What is required: Return the material unaltered, line by line.

Material for the task:
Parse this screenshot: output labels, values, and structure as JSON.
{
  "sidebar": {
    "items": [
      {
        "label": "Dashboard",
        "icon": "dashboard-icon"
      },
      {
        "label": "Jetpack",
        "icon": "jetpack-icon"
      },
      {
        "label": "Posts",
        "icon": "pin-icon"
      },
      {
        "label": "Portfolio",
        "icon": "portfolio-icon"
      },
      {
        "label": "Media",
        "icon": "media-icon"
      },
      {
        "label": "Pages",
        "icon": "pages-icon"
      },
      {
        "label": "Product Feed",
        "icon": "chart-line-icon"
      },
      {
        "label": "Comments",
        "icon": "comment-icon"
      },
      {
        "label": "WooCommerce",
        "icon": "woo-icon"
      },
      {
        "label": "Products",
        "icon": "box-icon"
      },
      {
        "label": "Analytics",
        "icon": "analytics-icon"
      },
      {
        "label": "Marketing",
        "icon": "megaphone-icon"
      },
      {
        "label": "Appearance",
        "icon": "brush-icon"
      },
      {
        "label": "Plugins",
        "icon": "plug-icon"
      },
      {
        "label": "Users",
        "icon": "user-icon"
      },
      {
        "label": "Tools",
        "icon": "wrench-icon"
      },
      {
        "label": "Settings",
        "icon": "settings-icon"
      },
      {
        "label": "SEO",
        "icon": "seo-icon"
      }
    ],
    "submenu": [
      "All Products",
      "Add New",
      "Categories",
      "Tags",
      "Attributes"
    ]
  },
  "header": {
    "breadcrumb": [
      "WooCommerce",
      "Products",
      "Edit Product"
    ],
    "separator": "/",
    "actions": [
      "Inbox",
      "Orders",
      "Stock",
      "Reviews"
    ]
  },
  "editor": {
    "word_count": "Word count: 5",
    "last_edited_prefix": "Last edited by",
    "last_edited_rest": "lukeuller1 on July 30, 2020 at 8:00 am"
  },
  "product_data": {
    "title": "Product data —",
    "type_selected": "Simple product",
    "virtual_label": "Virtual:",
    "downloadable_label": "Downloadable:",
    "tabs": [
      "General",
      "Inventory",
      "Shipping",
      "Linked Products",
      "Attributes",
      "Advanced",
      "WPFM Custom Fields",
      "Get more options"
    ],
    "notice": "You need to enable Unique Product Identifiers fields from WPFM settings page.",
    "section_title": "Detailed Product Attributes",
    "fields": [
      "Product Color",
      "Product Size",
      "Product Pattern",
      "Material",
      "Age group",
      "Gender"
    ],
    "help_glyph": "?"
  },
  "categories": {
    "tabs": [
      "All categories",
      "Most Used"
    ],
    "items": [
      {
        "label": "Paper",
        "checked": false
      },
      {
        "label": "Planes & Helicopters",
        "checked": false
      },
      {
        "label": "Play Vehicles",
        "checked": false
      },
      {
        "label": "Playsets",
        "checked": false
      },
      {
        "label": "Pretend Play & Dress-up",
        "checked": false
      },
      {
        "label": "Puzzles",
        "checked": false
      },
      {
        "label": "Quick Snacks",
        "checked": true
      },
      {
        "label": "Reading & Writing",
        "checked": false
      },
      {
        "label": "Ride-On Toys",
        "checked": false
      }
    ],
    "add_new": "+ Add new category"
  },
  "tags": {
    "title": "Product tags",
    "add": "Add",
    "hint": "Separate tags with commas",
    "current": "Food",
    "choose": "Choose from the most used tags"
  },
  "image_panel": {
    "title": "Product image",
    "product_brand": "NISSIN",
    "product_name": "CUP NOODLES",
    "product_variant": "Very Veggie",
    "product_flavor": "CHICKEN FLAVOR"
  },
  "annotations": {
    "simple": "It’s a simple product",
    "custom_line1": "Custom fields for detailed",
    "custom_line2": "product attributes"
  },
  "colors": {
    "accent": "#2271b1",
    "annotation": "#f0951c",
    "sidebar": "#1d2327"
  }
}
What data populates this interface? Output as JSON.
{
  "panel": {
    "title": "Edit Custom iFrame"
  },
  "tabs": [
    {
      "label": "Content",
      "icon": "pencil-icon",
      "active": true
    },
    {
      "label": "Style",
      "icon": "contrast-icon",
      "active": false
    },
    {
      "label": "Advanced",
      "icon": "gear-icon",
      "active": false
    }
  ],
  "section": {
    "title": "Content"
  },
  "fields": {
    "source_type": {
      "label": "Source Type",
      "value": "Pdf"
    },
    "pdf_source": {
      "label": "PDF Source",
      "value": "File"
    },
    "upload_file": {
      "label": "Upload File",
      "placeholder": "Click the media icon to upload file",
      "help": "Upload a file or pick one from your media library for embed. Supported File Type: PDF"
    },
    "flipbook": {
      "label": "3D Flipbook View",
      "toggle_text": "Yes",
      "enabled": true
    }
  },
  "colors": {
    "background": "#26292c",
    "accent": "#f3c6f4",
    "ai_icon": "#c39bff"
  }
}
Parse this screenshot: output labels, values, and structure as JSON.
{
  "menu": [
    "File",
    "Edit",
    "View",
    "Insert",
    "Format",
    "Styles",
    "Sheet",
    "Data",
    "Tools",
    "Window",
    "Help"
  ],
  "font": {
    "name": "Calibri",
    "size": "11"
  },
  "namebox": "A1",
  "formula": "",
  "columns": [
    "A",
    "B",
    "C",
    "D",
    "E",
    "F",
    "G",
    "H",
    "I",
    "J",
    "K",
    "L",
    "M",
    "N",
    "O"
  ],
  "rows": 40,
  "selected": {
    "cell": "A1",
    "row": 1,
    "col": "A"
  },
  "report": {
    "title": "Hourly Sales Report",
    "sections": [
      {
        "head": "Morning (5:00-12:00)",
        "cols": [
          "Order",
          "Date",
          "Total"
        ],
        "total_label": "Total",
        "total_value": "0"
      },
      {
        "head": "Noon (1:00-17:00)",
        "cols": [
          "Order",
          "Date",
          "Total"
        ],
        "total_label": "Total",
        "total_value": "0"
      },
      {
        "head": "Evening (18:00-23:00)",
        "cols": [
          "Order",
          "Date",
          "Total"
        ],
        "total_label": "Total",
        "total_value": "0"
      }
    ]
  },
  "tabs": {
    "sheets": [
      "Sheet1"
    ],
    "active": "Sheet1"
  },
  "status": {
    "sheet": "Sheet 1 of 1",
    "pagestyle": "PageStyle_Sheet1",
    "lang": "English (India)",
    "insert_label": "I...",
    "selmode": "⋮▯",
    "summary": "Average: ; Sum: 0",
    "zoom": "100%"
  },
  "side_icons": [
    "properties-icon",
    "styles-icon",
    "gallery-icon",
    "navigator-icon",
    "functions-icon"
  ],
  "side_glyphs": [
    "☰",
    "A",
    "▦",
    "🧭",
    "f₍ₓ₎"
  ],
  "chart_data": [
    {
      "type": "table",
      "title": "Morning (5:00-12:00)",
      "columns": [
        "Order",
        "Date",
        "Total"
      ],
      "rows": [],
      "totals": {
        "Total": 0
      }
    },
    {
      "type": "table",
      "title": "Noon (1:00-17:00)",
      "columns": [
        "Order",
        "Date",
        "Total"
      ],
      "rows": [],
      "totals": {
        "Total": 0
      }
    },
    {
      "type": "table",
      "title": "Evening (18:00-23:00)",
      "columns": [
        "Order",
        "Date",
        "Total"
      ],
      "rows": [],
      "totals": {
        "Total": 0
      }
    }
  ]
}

Result for this exercise:
Parse this screenshot: output labels, values, and structure as JSON.
{
  "sidebar": {
    "items": [
      {
        "label": "Dashboard",
        "icon": "dashboard-icon"
      },
      {
        "label": "Jetpack",
        "icon": "jetpack-icon"
      },
      {
        "label": "Posts",
        "icon": "pin-icon"
      },
      {
        "label": "Portfolio",
        "icon": "portfolio-icon"
      },
      {
        "label": "Media",
        "icon": "media-icon"
      },
      {
        "label": "Pages",
        "icon": "pages-icon"
      },
      {
        "label": "Product Feed",
        "icon": "chart-line-icon"
      },
      {
        "label": "Comments",
        "icon": "comment-icon"
      },
      {
        "label": "WooCommerce",
        "icon": "woo-icon"
      },
      {
        "label": "Products",
        "icon": "box-icon"
      },
      {
        "label": "Analytics",
        "icon": "analytics-icon"
      },
      {
        "label": "Marketing",
        "icon": "megaphone-icon"
      },
      {
        "label": "Appearance",
        "icon": "brush-icon"
      },
      {
        "label": "Plugins",
        "icon": "plug-icon"
      },
      {
        "label": "Users",
        "icon": "user-icon"
      },
      {
        "label": "Tools",
        "icon": "wrench-icon"
      },
      {
        "label": "Settings",
        "icon": "settings-icon"
      },
      {
        "label": "SEO",
        "icon": "seo-icon"
      }
    ],
    "submenu": [
      "All Products",
      "Add New",
      "Categories",
      "Tags",
      "Attributes"
    ]
  },
  "header": {
    "breadcrumb": [
      "WooCommerce",
      "Products",
      "Edit Product"
    ],
    "separator": "/",
    "actions": [
      "Inbox",
      "Orders",
      "Stock",
      "Reviews"
    ]
  },
  "editor": {
    "word_count": "Word count: 5",
    "last_edited_prefix": "Last edited by",
    "last_edited_rest": "lukeuller1 on July 30, 2020 at 8:00 am"
  },
  "product_data": {
    "title": "Product data —",
    "type_selected": "Simple product",
    "virtual_label": "Virtual:",
    "downloadable_label": "Downloadable:",
    "tabs": [
      "General",
      "Inventory",
      "Shipping",
      "Linked Products",
      "Attributes",
      "Advanced",
      "WPFM Custom Fields",
      "Get more options"
    ],
    "notice": "You need to enable Unique Product Identifiers fields from WPFM settings page.",
    "section_title": "Detailed Product Attributes",
    "fields": [
      "Product Color",
      "Product Size",
      "Product Pattern",
      "Material",
      "Age group",
      "Gender"
    ],
    "help_glyph": "?"
  },
  "categories": {
    "tabs": [
      "All categories",
      "Most Used"
    ],
    "items": [
      {
        "label": "Paper",
        "checked": false
      },
      {
        "label": "Planes & Helicopters",
        "checked": false
      },
      {
        "label": "Play Vehicles",
        "checked": false
      },
      {
        "label": "Playsets",
        "checked": false
      },
      {
        "label": "Pretend Play & Dress-up",
        "checked": false
      },
      {
        "label": "Puzzles",
        "checked": false
      },
      {
        "label": "Quick Snacks",
        "checked": true
      },
      {
        "label": "Reading & Writing",
        "checked": false
      },
      {
        "label": "Ride-On Toys",
        "checked": false
      }
    ],
    "add_new": "+ Add new category"
  },
  "tags": {
    "title": "Product tags",
    "add": "Add",
    "hint": "Separate tags with commas",
    "current": "Food",
    "choose": "Choose from the most used tags"
  },
  "image_panel": {
    "title": "Product image",
    "product_brand": "NISSIN",
    "product_name": "CUP NOODLES",
    "product_variant": "Very Veggie",
    "product_flavor": "CHICKEN FLAVOR"
  },
  "annotations": {
    "simple": "It’s a simple product",
    "custom_line1": "Custom fields for detailed",
    "custom_line2": "product attributes"
  },
  "colors": {
    "accent": "#2271b1",
    "annotation": "#f0951c",
    "sidebar": "#1d2327"
  }
}
What data populates this interface? Output as JSON.
{
  "panel": {
    "title": "Edit Custom iFrame"
  },
  "tabs": [
    {
      "label": "Content",
      "icon": "pencil-icon",
      "active": true
    },
    {
      "label": "Style",
      "icon": "contrast-icon",
      "active": false
    },
    {
      "label": "Advanced",
      "icon": "gear-icon",
      "active": false
    }
  ],
  "section": {
    "title": "Content"
  },
  "fields": {
    "source_type": {
      "label": "Source Type",
      "value": "Pdf"
    },
    "pdf_source": {
      "label": "PDF Source",
      "value": "File"
    },
    "upload_file": {
      "label": "Upload File",
      "placeholder": "Click the media icon to upload file",
      "help": "Upload a file or pick one from your media library for embed. Supported File Type: PDF"
    },
    "flipbook": {
      "label": "3D Flipbook View",
      "toggle_text": "Yes",
      "enabled": true
    }
  },
  "colors": {
    "background": "#26292c",
    "accent": "#f3c6f4",
    "ai_icon": "#c39bff"
  }
}
Parse this screenshot: output labels, values, and structure as JSON.
{
  "menu": [
    "File",
    "Edit",
    "View",
    "Insert",
    "Format",
    "Styles",
    "Sheet",
    "Data",
    "Tools",
    "Window",
    "Help"
  ],
  "font": {
    "name": "Calibri",
    "size": "11"
  },
  "namebox": "A1",
  "formula": "",
  "columns": [
    "A",
    "B",
    "C",
    "D",
    "E",
    "F",
    "G",
    "H",
    "I",
    "J",
    "K",
    "L",
    "M",
    "N",
    "O"
  ],
  "rows": 40,
  "selected": {
    "cell": "A1",
    "row": 1,
    "col": "A"
  },
  "report": {
    "title": "Hourly Sales Report",
    "sections": [
      {
        "head": "Morning (5:00-12:00)",
        "cols": [
          "Order",
          "Date",
          "Total"
        ],
        "total_label": "Total",
        "total_value": "0"
      },
      {
        "head": "Noon (1:00-17:00)",
        "cols": [
          "Order",
          "Date",
          "Total"
        ],
        "total_label": "Total",
        "total_value": "0"
      },
      {
        "head": "Evening (18:00-23:00)",
        "cols": [
          "Order",
          "Date",
          "Total"
        ],
        "total_label": "Total",
        "total_value": "0"
      }
    ]
  },
  "tabs": {
    "sheets": [
      "Sheet1"
    ],
    "active": "Sheet1"
  },
  "status": {
    "sheet": "Sheet 1 of 1",
    "pagestyle": "PageStyle_Sheet1",
    "lang": "English (India)",
    "insert_label": "I...",
    "selmode": "⋮▯",
    "summary": "Average: ; Sum: 0",
    "zoom": "100%"
  },
  "side_icons": [
    "properties-icon",
    "styles-icon",
    "gallery-icon",
    "navigator-icon",
    "functions-icon"
  ],
  "side_glyphs": [
    "☰",
    "A",
    "▦",
    "🧭",
    "f₍ₓ₎"
  ],
  "chart_data": [
    {
      "type": "table",
      "title": "Morning (5:00-12:00)",
      "columns": [
        "Order",
        "Date",
        "Total"
      ],
      "rows": [],
      "totals": {
        "Total": 0
      }
    },
    {
      "type": "table",
      "title": "Noon (1:00-17:00)",
      "columns": [
        "Order",
        "Date",
        "Total"
      ],
      "rows": [],
      "totals": {
        "Total": 0
      }
    },
    {
      "type": "table",
      "title": "Evening (18:00-23:00)",
      "columns": [
        "Order",
        "Date",
        "Total"
      ],
      "rows": [],
      "totals": {
        "Total": 0
      }
    }
  ]
}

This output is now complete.